= Beginning of Section =
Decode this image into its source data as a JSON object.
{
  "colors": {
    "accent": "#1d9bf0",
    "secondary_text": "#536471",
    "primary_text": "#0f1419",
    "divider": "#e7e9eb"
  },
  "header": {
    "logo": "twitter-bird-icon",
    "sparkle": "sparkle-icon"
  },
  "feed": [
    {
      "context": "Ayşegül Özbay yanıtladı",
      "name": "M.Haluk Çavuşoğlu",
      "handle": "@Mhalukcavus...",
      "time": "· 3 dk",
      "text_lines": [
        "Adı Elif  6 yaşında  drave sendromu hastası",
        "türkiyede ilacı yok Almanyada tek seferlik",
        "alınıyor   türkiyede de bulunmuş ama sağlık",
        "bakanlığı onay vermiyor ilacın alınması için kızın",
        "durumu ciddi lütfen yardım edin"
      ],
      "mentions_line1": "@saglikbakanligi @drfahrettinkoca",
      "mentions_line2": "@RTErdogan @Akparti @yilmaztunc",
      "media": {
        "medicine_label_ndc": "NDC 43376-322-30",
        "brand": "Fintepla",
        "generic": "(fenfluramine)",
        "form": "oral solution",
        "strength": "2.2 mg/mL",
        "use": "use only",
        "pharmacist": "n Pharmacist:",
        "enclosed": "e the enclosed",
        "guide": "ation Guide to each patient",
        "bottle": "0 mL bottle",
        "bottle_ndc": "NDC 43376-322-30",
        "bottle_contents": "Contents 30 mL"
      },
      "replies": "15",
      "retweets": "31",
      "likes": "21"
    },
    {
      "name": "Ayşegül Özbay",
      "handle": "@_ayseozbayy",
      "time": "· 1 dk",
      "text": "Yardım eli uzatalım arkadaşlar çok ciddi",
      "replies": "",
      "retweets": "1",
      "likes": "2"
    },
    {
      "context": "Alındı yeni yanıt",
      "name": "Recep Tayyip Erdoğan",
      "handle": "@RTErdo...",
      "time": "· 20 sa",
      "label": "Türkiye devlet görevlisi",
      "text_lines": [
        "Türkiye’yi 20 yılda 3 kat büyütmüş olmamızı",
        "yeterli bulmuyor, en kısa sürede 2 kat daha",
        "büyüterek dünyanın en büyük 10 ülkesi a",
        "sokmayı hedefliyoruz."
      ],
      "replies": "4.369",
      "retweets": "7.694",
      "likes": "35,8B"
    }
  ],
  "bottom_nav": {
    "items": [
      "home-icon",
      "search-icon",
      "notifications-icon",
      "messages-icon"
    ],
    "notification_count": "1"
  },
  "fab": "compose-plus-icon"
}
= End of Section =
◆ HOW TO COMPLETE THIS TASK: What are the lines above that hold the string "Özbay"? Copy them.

◆ EXERCISE SOLUTION:
      "context": "Ayşegül Özbay yanıtladı",
      "name": "Ayşegül Özbay",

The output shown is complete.